Towards the end of its life hot metal composition in newspapers was kept alive by the proof press. As each page was set and locked up, it was moved on a turtle (a rolling table with an accurately flat steel surface) to the manual proof press where it was hand inked and a single very high quality proof was pulled. This proof could then be photographed and converted to a negative.
Black paper was inserted before the proof was photographed for each of the photos on the final page to create clear windows in the negative. The separately made halftones would be taped into these clear windows on the negative. This negative could then be used to expose the photosensitized printing plate for an offset press. In this way the heavy investment in hot metal typesetting could be adapted to the newer offset technology during a transition period.

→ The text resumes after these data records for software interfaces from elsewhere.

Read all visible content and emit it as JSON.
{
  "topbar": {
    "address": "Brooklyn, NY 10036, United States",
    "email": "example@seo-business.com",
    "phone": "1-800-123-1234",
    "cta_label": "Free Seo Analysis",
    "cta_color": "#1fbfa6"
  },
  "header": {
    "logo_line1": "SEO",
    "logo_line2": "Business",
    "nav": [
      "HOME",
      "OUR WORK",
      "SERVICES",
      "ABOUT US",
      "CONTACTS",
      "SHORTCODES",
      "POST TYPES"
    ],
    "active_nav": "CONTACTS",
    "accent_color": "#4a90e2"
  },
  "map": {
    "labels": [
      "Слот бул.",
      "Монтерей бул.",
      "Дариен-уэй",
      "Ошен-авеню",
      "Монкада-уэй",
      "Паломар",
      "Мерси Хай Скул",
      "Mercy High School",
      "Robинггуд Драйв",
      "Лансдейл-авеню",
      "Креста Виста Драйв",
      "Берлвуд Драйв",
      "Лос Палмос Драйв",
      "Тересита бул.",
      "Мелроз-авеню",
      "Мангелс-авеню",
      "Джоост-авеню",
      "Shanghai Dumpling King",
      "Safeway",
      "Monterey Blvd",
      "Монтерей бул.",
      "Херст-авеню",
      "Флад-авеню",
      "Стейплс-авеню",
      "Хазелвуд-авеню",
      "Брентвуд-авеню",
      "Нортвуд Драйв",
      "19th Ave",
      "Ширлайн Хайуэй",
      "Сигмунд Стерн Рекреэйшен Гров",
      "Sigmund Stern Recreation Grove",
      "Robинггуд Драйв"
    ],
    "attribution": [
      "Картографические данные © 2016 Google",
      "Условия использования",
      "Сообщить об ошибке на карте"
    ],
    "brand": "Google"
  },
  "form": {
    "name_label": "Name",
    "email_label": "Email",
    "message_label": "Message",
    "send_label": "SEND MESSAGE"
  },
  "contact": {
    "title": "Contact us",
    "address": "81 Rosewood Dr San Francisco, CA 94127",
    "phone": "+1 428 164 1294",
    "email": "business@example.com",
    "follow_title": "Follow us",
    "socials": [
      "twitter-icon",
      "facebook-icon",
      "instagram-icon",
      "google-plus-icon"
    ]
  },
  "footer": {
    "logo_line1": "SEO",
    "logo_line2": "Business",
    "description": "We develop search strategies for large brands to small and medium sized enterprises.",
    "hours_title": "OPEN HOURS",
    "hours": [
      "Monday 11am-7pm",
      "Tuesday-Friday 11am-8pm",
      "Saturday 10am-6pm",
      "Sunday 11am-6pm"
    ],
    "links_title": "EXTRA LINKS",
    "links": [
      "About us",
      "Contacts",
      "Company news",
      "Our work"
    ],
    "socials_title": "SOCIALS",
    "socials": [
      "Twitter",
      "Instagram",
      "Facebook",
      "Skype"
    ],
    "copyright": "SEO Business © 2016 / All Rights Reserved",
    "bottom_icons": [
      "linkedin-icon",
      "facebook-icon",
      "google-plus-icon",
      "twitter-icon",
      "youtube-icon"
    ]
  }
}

Another synergy and transition mechanism was using paper tapes made for TTS systems (linotype) and monotype tapes directly by the photo typesetter system.
These tapes could be read and processed by many, maybe most optical setting systems. This allows avoiding actual use of metal, while preserving some of the value and investment in the "typesetting" and communication side of hot-metal. Such systems were widely used in the later years of hot metal, and optical typesetting systems kept supporting and further developing TTS standard, alongside similar systems for most of the optical typesetting era.
The nature of text printed via the hot-metal method is notably different from that produced by the phototypesetting processes that followed it. As the lead type used to print (letterpress) a page had been directly formed from the type matrix, a good fidelity to the original was achieved. Phototypesetting suffered (at least in its early days) from many problems relating to optical distortion and misalignment. These disappointing results were a thorn in the sides of many authors and readers (especially of complex or mathematical texts that had many small sub- and superscripts). A desire to re-create the aesthetic qualities of hot lead spurred Donald Knuth to create one of the first general-purpose digital typesetting programs, TeX.
Although not technically typesetting, stereotyping (electrotype or nickeltype) could be used to cast a reproduction of an entire typeset page (or pages imposed in a forme) using a mold made with an impression using flong (similar to papier-mâché). The ensuing casting could be made curved for use on a rotary press or flat for the slower flat bed presses. This technique was often used in newspaper production.